A new camper struggles to learn complicated choreography for the upcoming Acting Manitou musical. In productions at her school, she has danced before. She even took a weekend ballet class at a local studio when she was younger. But, now, the precision in the steps that she is being asked to internalize, the exact shape of her body, her focal point and facial expression, the timing – it is the most ambitious choreography she has ever had to learn. And she has a very short amount of time in which to do it. The performance festival is in less than a week.
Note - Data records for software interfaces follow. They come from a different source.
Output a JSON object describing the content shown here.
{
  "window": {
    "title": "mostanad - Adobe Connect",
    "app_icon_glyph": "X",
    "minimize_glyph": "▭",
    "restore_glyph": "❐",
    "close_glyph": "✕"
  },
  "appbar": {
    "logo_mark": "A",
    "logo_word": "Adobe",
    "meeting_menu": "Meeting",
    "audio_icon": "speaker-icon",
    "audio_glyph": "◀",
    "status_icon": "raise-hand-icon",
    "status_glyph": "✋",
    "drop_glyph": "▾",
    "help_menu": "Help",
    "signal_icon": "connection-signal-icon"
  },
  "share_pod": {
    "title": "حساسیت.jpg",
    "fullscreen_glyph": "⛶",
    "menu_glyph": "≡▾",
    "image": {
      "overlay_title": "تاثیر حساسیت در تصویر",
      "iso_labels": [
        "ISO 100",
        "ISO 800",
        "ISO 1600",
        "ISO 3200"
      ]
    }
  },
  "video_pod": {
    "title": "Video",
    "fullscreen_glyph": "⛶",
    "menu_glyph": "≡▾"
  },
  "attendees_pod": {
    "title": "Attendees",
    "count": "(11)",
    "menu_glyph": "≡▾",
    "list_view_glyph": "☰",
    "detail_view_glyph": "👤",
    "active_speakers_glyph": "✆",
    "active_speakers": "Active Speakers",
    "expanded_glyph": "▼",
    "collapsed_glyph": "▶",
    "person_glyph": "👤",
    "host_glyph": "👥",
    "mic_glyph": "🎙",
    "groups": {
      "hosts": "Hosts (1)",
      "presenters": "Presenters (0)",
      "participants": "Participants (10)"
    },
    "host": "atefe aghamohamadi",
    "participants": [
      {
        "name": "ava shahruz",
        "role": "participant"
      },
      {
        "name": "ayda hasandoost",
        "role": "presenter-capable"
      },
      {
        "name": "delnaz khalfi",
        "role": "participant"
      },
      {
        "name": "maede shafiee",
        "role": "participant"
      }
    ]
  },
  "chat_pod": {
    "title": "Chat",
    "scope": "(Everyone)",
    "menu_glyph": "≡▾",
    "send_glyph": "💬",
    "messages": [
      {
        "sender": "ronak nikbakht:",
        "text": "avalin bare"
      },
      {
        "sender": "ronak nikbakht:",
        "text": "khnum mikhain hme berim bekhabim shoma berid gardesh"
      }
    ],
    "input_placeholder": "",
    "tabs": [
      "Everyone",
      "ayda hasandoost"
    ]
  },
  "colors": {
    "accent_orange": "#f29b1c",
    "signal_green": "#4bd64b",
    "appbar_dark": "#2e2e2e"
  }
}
Pressure. She feels the time crunch running alongside her own desire to be her best. Others are working at her side, sweating towards the same objective. This is her first summer at Acting Manitou and she has never felt so challenged, so inspired, so invigorated by her art. She’s learning the true meaning of the passionate pursuit of excellence in her craft. It’s play. It’s work. It’s fun. And it’s hard. It’s exhausting and exhilarating. And she has no idea if she we will be able to do it. In so short a time. This is the good kind of pressure. She is doing this for her friends and for herself. Not because she’s being made to do it, or because society, school, rules, tell her she should. She wants this. This is the sort of pressure that creates. Greatness.
An older camper, a C.I.T., is back at Acting Manitou for her fifth and final summer, at least as a student. She is grateful for how the program has turned her into the confident, outspoken, thoughtful, collaborative, individual she is today. She wasn’t always this bold. Without the camp, she’s not sure where she would be. And she’s ready to give back.
As the younger camper sits in the rehearsal studio at the end of 3 hours of pushing herself, switching from her character shoes to sandals, ready to dip her toes in the pool before dinner, she is approached by the C.I.T. An exchange, begun by the older camper: Great rehearsal, really tough, right? Yes! You’re really getting it. Really? I thought so, how’d it feel? Fast, confusing, overwhelming honestly. Which part? Ummm…all of it. All right, you want to go over it? Really? Of course! When? How about now?
And then they’re off. At waterfront, the older camper and younger camper have setup small speakers, plugged in their music and are running through the dance, step-by-step. The younger camper is 12. The older is 17. They are friends, cast-mates, mentor and mentee. They speak from a shared vocabulary; love of theater and dedication to putting on a great show.
For the older camper, the respect she is afforded, the need to model excellent rehearsal skills, how people listen when she speaks, how she has to choose her words, how she has learned to motivate, inspire and lead, the way she interacts with the faculty on behalf of the cast – this is leadership.
After Acting Manitou, she can and will command a room, a room of politicians, or doctors, writers or construction workers, college students or actors. This student has learned how to lead and how to instruct. She has found her voice at Acting Manitou. And she is ready to share it with the world. And she has passed it down to the next generation. One day in the future, the younger camper will be drilling dance steps, more sure now, and she will see a newbie, unlacing her character shoes, and exchange will begin.
An Acting Manitou C.I.T.
- Serves as a leader in rehearsals, leading warm-ups and assisting management
- Creates a unique theatrical event as part of evening activities
- Develops a CIT project with fellow CITs to help shape the future of camp
- Participates in leadership training
- Meets one-on-one with a senior creative team member to discuss college preparation